Improve home ventilation to reduce radon levels, WHO warns
30 January 2006 | Geneva - Homeowners and building managers in the northern hemisphere should take measures, more than ever at this time of year, to improve indoor ventilation in order to reduce radon levels in homes, the World Health Organization (WHO) warned today.
The highest levels of radioactive radon gas in homes and other buildings occur during the winter months. This is because windows are normally kept closed, or even sealed, during winter to keep in warm air and save energy costs. This traps radon gas, which seeps in through small cracks in the foundations of buildings. Inhabitants and users of these buildings are then exposed to radon that can damage their lungs over time. After smoking, radon is the second most important risk factor for lung cancer worldwide, causing tens of thousands of lung cancer deaths every year.

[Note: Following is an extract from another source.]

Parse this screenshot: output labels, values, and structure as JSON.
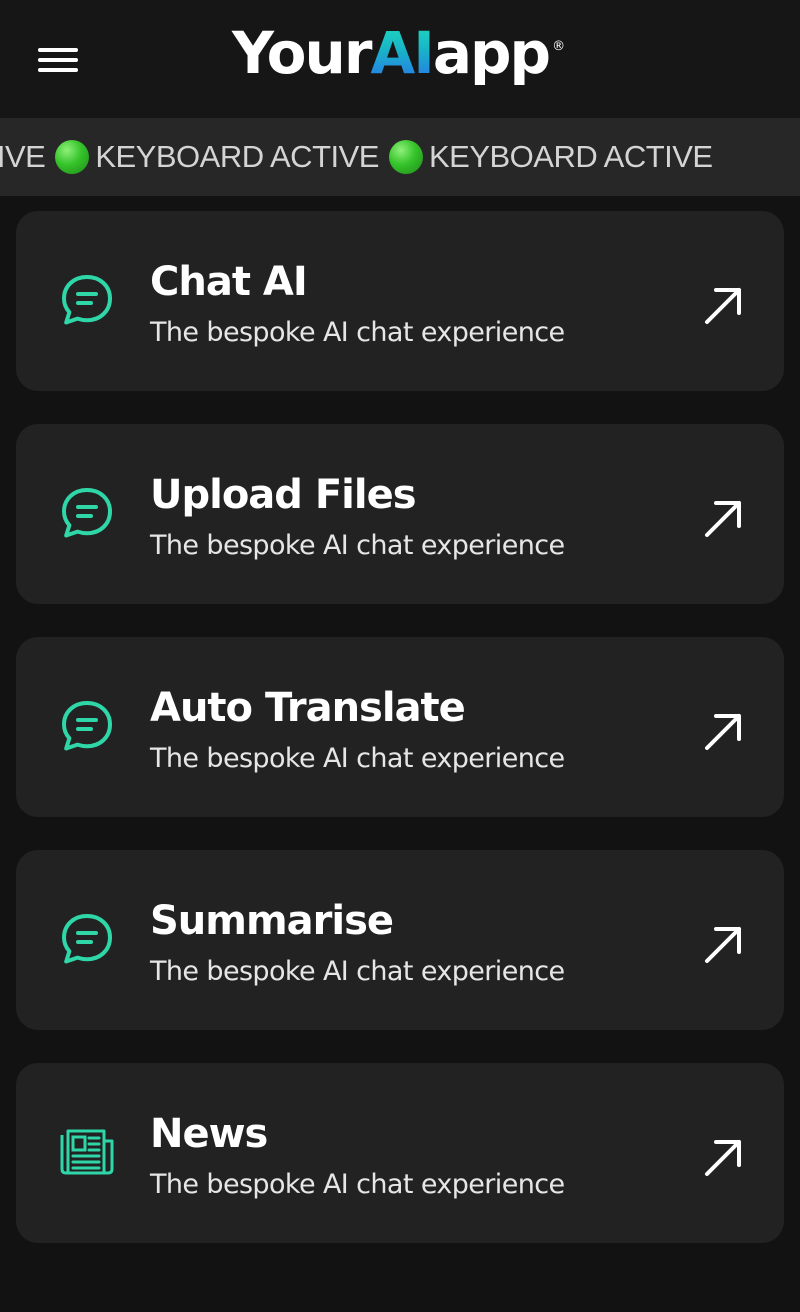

"Radon is an underestimated but widespread danger to health. Many people are unknowingly exposed to radon every day in the buildings where they live and work. We have to make people aware of the existence of radon as a danger, and the means of mitigating this public health threat," said Dr Mike Repacholi, head of the Radiation and Health programme at WHO headquarters in Geneva.
Measuring radon levels in homes and public buildings is an important first step, and environmental health offices can advise on this. If elevated radon levels are found, individuals can take simple actions to protect their health, for example by ensuring adequate ventilation through installation of ventilation systems. To limit entry of radon gas into buildings, cracks in floor surfaces in contact with the ground should be sealed. New buildings should be constructed with sealed foundations that keep radon levels low.
Radon is a natural radioactive gas and a major contributor to people's environmental radiation exposure. The gas emanates from soil into the air, its concentration mainly depending on the uranium content of the soil.
WHO's call for greater attention to be given to reducing radon exposure comes as its collaborating centre for radon, the United States Environmental Protection Agency, conducts its National Radon Action Month.
With the launch of the International Radon Project in 2005, WHO has initiated work with the governments of more than 30 countries to reduce the health risks associated with radon. WHO and its partners are identifying and promoting programmes that reduce the health impact of elevated levels of indoor radon gas. This work includes the development of guidelines for national authorities to manage radon risks through effective communication and mitigation programmes.
For more information contact:
Telephone: +41 22 791 4458
Mobile phone: +41 79 203 6715
Fax: +41 22 791 4725
Dr Hajo Zeeb
Radiation and Environmental Health
Telephone: +41 22 791 3964